- [TASK REQUIREMENTS]: I need all the entries repeated exactly as written.

- [Component data from apps and pages]:

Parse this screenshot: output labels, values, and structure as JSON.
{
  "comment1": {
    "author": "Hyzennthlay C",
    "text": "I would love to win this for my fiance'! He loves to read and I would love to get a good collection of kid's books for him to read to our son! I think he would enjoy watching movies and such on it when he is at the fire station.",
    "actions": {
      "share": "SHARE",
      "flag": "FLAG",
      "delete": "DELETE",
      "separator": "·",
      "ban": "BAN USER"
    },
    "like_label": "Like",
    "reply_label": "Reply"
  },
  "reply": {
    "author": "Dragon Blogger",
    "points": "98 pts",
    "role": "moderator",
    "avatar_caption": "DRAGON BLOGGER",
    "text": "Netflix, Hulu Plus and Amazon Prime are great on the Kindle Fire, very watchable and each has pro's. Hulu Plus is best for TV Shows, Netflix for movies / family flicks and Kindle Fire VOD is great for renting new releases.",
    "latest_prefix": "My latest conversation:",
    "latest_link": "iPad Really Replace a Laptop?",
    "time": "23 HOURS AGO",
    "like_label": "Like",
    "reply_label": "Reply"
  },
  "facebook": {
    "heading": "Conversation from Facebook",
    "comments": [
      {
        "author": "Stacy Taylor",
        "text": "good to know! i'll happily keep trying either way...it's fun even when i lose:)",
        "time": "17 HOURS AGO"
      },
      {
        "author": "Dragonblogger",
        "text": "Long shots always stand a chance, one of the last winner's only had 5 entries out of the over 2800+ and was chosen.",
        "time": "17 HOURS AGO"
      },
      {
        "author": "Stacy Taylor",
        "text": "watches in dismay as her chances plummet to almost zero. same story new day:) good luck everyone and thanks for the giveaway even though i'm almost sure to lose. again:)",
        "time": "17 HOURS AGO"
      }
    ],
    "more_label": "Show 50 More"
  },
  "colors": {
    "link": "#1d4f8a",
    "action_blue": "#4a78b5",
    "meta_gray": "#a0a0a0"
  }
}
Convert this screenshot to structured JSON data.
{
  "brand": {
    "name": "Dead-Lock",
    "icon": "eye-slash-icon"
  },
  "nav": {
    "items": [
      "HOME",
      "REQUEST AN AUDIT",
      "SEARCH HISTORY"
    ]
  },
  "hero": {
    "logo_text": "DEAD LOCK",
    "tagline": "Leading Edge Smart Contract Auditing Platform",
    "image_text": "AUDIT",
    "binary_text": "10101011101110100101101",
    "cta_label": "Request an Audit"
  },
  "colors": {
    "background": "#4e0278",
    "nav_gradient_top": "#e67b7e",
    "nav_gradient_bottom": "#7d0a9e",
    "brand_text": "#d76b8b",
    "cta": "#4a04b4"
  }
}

- [YOUR SOLUTION]:
Parse this screenshot: output labels, values, and structure as JSON.
{
  "comment1": {
    "author": "Hyzennthlay C",
    "text": "I would love to win this for my fiance'! He loves to read and I would love to get a good collection of kid's books for him to read to our son! I think he would enjoy watching movies and such on it when he is at the fire station.",
    "actions": {
      "share": "SHARE",
      "flag": "FLAG",
      "delete": "DELETE",
      "separator": "·",
      "ban": "BAN USER"
    },
    "like_label": "Like",
    "reply_label": "Reply"
  },
  "reply": {
    "author": "Dragon Blogger",
    "points": "98 pts",
    "role": "moderator",
    "avatar_caption": "DRAGON BLOGGER",
    "text": "Netflix, Hulu Plus and Amazon Prime are great on the Kindle Fire, very watchable and each has pro's. Hulu Plus is best for TV Shows, Netflix for movies / family flicks and Kindle Fire VOD is great for renting new releases.",
    "latest_prefix": "My latest conversation:",
    "latest_link": "iPad Really Replace a Laptop?",
    "time": "23 HOURS AGO",
    "like_label": "Like",
    "reply_label": "Reply"
  },
  "facebook": {
    "heading": "Conversation from Facebook",
    "comments": [
      {
        "author": "Stacy Taylor",
        "text": "good to know! i'll happily keep trying either way...it's fun even when i lose:)",
        "time": "17 HOURS AGO"
      },
      {
        "author": "Dragonblogger",
        "text": "Long shots always stand a chance, one of the last winner's only had 5 entries out of the over 2800+ and was chosen.",
        "time": "17 HOURS AGO"
      },
      {
        "author": "Stacy Taylor",
        "text": "watches in dismay as her chances plummet to almost zero. same story new day:) good luck everyone and thanks for the giveaway even though i'm almost sure to lose. again:)",
        "time": "17 HOURS AGO"
      }
    ],
    "more_label": "Show 50 More"
  },
  "colors": {
    "link": "#1d4f8a",
    "action_blue": "#4a78b5",
    "meta_gray": "#a0a0a0"
  }
}
Convert this screenshot to structured JSON data.
{
  "brand": {
    "name": "Dead-Lock",
    "icon": "eye-slash-icon"
  },
  "nav": {
    "items": [
      "HOME",
      "REQUEST AN AUDIT",
      "SEARCH HISTORY"
    ]
  },
  "hero": {
    "logo_text": "DEAD LOCK",
    "tagline": "Leading Edge Smart Contract Auditing Platform",
    "image_text": "AUDIT",
    "binary_text": "10101011101110100101101",
    "cta_label": "Request an Audit"
  },
  "colors": {
    "background": "#4e0278",
    "nav_gradient_top": "#e67b7e",
    "nav_gradient_bottom": "#7d0a9e",
    "brand_text": "#d76b8b",
    "cta": "#4a04b4"
  }
}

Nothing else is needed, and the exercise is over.